Here is a prototype video essay put together by us on the subject of flight in videogames. In a move designed to shock and deceive, we named it ‘Flight’. The video essays we have planned are, in many ways, takes on our favourite subjects and themes from the blog and the podcast. It’s hard to believe that we’ve been kicking around these thoughts online here for just over six years – wow. The biggest difference here of course is the new (to us) medium of the video essay, and so far it’s been a challenging but rewarding one to work in.

In case anyone is curious about the games featured, the video includes footage of the following games (in order of first apperance):

  • Demon’s Crest (SNES)
  • Panzer Dragoon Zwei (Saturn)
  • Soukyugurentai (Saturn)
  • Super Mario Bros 3 (NES)
  • Skies of Arcadia Legends (Gamecube)
  • Sky Odyssey (PS2)
  • NiGHTS Into Dreams (Saturn)
  • Sonic the Hedgehog 2 (Genesis/Megadrive)

I’m really curious to know what you guys think of our approach with this video, so if you have any feedback we’d greatly appreciate you letting us know with a comment below. Thanks!

Run ‘n’ gun history, part 1: Gunstar Heroes (Megadrive) vs Contra III (SNES)

Cuphead has inspired me to reflect on my personal history with this wonderful genre. We’ll be covering heavyhitters like Contra, Gunstar Heroes, Metal Slug, as well as some more obscure entries. Introducing the classic sidescrolling run ‘n’ gun:

I grew up in the 32-bit era with only limited exposure to the 16- and 8-bit systems. As a result my first encounters with traditional run ‘n’ gun games were via the Wii’s Virtual Console. Here, I played two of the most iconic run ‘n’ guns ever made – Contra III and Gunstar Heroes. Let’s kick off this trip down memory lane with a by now classic debate, a mainstay of 16-bit console warring. Contra III vs Gunstar Heroes: which is better? Continue reading
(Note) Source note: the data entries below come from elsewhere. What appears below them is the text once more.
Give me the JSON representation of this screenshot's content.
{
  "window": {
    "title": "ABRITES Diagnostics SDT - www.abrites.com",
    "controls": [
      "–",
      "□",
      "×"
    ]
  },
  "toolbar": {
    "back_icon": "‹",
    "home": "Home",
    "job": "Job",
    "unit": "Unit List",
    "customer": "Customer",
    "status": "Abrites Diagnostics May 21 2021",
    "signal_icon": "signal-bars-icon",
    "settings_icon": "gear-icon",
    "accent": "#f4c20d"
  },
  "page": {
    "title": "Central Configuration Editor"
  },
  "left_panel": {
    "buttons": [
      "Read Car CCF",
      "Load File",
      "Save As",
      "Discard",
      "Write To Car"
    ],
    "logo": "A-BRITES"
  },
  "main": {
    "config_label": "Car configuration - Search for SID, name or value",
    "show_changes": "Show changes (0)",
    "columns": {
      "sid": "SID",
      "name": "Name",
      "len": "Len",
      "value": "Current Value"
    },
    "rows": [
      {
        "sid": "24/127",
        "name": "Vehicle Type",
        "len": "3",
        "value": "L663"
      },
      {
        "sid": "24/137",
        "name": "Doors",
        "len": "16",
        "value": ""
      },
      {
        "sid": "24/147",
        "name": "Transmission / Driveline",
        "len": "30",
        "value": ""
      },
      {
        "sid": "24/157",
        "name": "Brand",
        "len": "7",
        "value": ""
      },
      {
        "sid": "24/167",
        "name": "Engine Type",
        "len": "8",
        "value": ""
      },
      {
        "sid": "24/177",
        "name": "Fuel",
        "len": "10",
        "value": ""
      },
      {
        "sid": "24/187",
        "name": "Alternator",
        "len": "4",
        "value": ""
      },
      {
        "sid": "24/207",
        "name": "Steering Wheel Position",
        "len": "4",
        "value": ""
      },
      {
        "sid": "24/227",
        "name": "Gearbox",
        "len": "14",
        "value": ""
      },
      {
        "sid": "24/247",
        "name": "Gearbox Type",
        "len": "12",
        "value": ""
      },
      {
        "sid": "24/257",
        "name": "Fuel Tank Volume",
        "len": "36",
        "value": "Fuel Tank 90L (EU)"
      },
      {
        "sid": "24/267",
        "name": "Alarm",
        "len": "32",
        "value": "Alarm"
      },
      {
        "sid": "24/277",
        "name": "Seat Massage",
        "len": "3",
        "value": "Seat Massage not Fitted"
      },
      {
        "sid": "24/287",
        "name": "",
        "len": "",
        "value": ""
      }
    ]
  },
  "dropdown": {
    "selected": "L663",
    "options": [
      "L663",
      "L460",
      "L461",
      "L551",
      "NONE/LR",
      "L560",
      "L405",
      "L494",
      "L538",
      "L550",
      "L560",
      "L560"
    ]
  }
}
N64 Nostalgia: Rayman 2: The Great Escape

Rayman’s a bit of an underappreciated figure these days. Notwithstanding his acclaimed comebacks in Rayman Origins and Legends, he seems to have dropped off the map again now, with a dearth of new content starring the limbless hero.

I would like to take a bit of time to praise the Rayman series, particularly the entry I spent the most time with in my youth. (I should like to return again to the Rayman series to look at my favourite as an adult, but that will have to wait.) My first Rayman game was the first sequel, Rayman 2: The Great Escape for N64. Continue reading
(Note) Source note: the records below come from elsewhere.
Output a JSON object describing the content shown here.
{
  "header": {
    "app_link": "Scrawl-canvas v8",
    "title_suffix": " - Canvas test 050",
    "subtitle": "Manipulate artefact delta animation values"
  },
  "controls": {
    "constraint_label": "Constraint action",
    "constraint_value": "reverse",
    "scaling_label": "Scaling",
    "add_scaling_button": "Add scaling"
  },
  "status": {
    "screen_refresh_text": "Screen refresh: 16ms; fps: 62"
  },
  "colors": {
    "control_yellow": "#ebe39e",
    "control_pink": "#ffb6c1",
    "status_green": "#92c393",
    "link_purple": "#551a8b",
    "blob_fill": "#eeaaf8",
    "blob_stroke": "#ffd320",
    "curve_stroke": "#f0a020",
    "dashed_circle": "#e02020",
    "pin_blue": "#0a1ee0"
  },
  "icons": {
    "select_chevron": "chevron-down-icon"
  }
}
Cuphead (Switch): We’re all mugs now

This is one I’ve been waiting for, for many years it turns out. Not specifically for Cuphead per se, but for a follow up to my beloved Gunstar Heroes. Continue reading

RIVE: Ultimate Edition (Switch) is a blast
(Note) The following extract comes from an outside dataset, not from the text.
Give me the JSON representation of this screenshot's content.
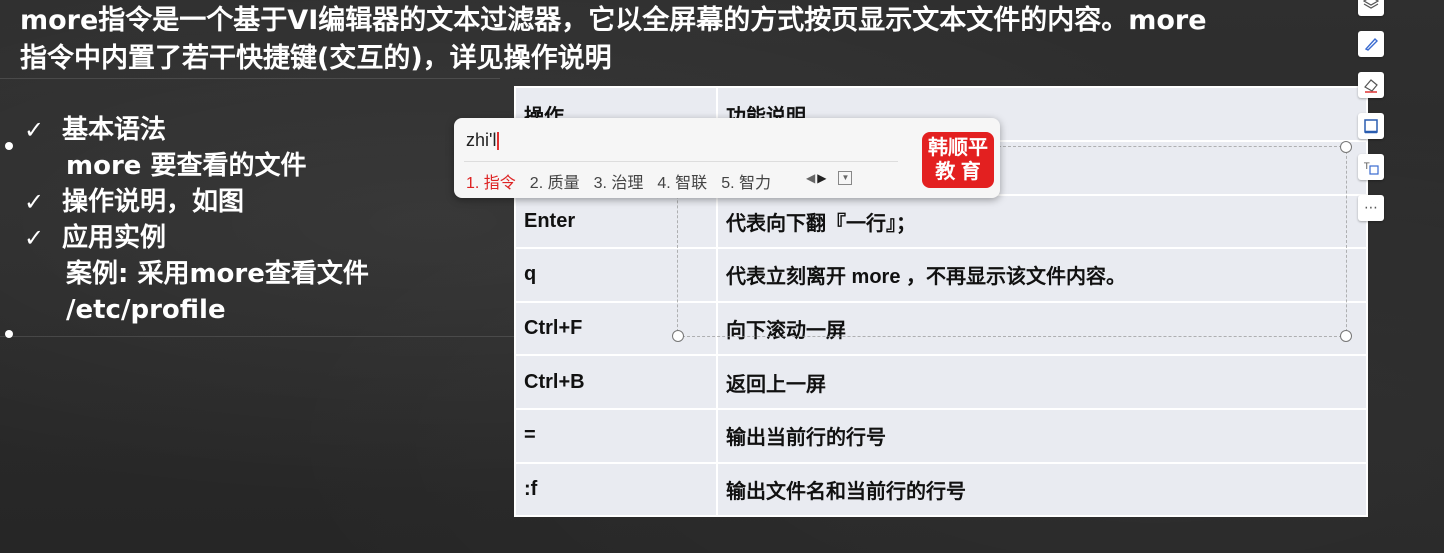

The developer of this game, Two Tribes, are best known for their gently paced Toki Tori games about a chicken who can neither jump nor fly. RIVE is a world away by comparison. This is undoubtedly one of the more accomplished indie titles I’ve played. It feels tight and well put together in a way that few games do, including independently made ones. The campaign has been highly enjoyable in co-op mode, and I’ve found that competing for high scores solo is both heart poundingly tense and highly addictive. Continue reading

From Dark Souls (PS3) to Remastered (Switch)

Dark Souls is a gaming icon. The words “You Died” (and the collective audible response of “No Shit”) are carved into the collective consciousness that is gaming culture.

Its reputation proceeds it, and I was primed to enjoy Dark Souls. On the surface this series has “me” written all over it, with its reputation for sadism. Ultimately on my first playthrough I came away pretty disappointed. “I liked [Dark Souls] but didn’t love it” was my ultra-brief summary in my Hollow Knight recap. I returned to Dark Souls in the form of the Remastered edition for Switch on a whim. An intended quick blast on my brother’s Switch turned into a full-blown playthrough from start to end. Now with my expectations set to reasonable levels, I can say I enjoyed it more second go around. It’s a very good game, with some strong reservations.

The second time through I came to appreciate the world of Dark Souls more. It’s dark and despairing, sure, but a lot of time and thought has clearly gone into it. Continue reading